- Cook, p1
- René Cagnat, Nouvelles Archéologiques, Syria 4 (1923): 334–344
- Pierre Montet, "Les fouilles de Byblos en 1923," L’Illustration 3 (May 3, 1924), 402–405.
- Calligraphy and Craftsmanship in the Ahirom inscription. Considerations on skilled linear flat writing in early first millennium Byblos, Reinhard G. Lehmann
- Torrey, Charles C. (1925). "The Ahiram Inscription of Byblos". Journal of the American Oriental Society. Journal of the American Oriental Society, Vol. 45. 45: 269–279. doi:10.2307/593505. JSTOR 593505.
- Pritchard, James B. (1968). Archaeology and the Old Testament. Princeton: Univ. Press.; Moscati, Sabatino (2001). The Phoenicians. London: Tauris. ISBN 1-85043-533-2.;
- Markoe, Glenn E. (1990). "The Emergence of Phoenician Art". Bulletin of the American Schools of Oriental Research. 279 (279): 13–26. doi:10.2307/1357205. JSTOR 1357205. [pp. 13, 19-22]
- J. Leclant, "Les relations entre l'Égypte et la Phénicie du voyage de Ounamon à l'expédition d'Alexandre", in The role of the Phoenicians in the Interaction of Mediterranean Civilisations, W. Ward, ed. (Beirut: American University) 1968:11.
- For a recent discussion under aspects of aert history, see Ellen Rehm: Der Ahiram-Sarkophag, Mainz 2004 (Forschungen zur phönizisch-punischen und zyprischen Plastik, hg. von Renate Bol, II.1. Dynastensarkophage mit szenischen Reliefs aus Byblos und Zypern Teil 1.1)
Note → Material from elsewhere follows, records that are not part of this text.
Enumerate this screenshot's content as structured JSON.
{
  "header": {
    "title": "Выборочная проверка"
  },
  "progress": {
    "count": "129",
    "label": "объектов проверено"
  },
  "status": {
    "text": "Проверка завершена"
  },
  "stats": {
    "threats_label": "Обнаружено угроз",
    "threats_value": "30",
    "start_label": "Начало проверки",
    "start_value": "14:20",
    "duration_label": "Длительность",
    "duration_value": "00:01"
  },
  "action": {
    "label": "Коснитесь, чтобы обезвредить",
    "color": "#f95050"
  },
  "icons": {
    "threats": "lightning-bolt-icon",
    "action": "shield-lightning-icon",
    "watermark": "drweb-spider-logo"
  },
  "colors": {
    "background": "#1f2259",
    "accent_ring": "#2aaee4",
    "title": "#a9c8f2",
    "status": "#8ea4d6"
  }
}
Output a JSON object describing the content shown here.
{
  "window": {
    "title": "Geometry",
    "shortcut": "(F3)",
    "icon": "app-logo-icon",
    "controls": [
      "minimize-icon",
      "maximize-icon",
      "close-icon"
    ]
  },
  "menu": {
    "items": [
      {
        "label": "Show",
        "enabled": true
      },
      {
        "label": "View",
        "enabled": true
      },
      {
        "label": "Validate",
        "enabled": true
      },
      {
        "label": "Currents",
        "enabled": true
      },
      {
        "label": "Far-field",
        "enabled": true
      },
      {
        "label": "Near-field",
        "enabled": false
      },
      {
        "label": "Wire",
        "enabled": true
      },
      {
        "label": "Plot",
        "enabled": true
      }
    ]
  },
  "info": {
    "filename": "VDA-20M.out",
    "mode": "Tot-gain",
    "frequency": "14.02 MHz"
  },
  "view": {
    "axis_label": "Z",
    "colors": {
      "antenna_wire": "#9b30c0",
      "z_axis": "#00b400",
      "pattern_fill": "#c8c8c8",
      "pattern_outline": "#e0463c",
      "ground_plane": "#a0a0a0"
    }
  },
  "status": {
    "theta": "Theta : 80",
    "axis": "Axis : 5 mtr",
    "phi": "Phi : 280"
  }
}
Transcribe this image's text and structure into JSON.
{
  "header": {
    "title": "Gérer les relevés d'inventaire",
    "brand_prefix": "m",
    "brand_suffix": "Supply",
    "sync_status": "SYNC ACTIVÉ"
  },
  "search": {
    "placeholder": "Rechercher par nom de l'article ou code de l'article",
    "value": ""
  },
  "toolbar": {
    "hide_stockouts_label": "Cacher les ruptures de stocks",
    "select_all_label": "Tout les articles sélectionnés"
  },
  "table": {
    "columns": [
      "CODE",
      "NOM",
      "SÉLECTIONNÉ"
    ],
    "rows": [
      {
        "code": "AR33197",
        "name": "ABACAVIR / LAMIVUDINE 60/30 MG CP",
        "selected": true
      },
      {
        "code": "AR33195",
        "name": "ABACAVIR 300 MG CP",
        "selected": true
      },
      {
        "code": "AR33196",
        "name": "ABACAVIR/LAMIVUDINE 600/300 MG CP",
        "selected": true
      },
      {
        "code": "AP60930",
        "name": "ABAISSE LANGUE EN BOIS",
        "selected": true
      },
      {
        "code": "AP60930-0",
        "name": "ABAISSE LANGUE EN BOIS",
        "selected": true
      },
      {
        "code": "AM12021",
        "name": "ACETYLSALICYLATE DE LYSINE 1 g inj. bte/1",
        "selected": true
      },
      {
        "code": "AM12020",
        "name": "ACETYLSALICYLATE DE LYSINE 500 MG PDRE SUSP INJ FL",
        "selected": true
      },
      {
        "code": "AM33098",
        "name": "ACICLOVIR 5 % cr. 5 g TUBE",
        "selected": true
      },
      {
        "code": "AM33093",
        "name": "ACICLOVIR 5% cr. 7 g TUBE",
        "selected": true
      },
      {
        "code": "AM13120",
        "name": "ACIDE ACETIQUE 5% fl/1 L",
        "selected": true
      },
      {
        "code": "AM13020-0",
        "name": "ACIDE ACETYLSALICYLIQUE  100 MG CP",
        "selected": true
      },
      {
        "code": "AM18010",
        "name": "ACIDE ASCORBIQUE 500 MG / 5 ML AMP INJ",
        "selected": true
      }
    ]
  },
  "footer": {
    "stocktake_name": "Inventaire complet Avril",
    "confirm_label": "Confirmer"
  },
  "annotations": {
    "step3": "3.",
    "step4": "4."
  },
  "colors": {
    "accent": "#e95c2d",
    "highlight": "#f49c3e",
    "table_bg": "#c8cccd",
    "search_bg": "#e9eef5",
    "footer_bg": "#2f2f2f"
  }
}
- The most recent scholarly book which deals with all aspects of the inscription is Reinhard G. Lehmann, Die Inschrift(en) des Ahirom-Sarkophags und die Schachtinschrift des Grabes V in Jbeil (Byblos), (Mainz), 2005 (Forschungen zur phönizisch-punischen und zyprischen Plastik, hg. von Renate Bol, II.1. Dynastensarkophage mit szenischen Reliefs aus Byblos und Zypern Teil 1.2)
- Reinhard G. Lehmann: Die Inschrift(en) des Ahirom-Sarkophags und die Schachtinschrift des Grabes V in Jbeil (Byblos), 2005, p. 38
- Reinhard G. Lehmann, Wer war Aḥīrōms Sohn (KAI 1:1)? Eine kalligraphisch-prosopographische Annäherung an eine epigraphisch offene Frage, in: V. Golinets, H. Jenni, H.-P. Mathys und S. Sarasin (Hg.), Neue Beiträge zur Semitistik. Fünftes Treffen der ArbeitsgemeinschaftSemitistik in der Deutschen MorgenländischenGesellschaft vom 15.–17. Februar 2012 an der Universität Basel (AOAT 425), Münster: Ugarit-Verlag 2015, pp. 163-180
- by René Dussaud, in Syria 5 (1924:135-57).
- Reinhard G. Lehmann: Die Inschrift(en) des Ahirom-Sarkophags und die Schachtinschrift des Grabes V in Jbeil (Byblos), 2005, p. 39-53
- Vance, Donald R. (1994). "Literary Sources for the History of Palestine and Syria: The Phœnician Inscriptions". The Biblical Archaeologist. The Biblical Archaeologist, Vol. 57, No. 1. 57 (1): 2–19. doi:10.2307/3210392. JSTOR 3210392.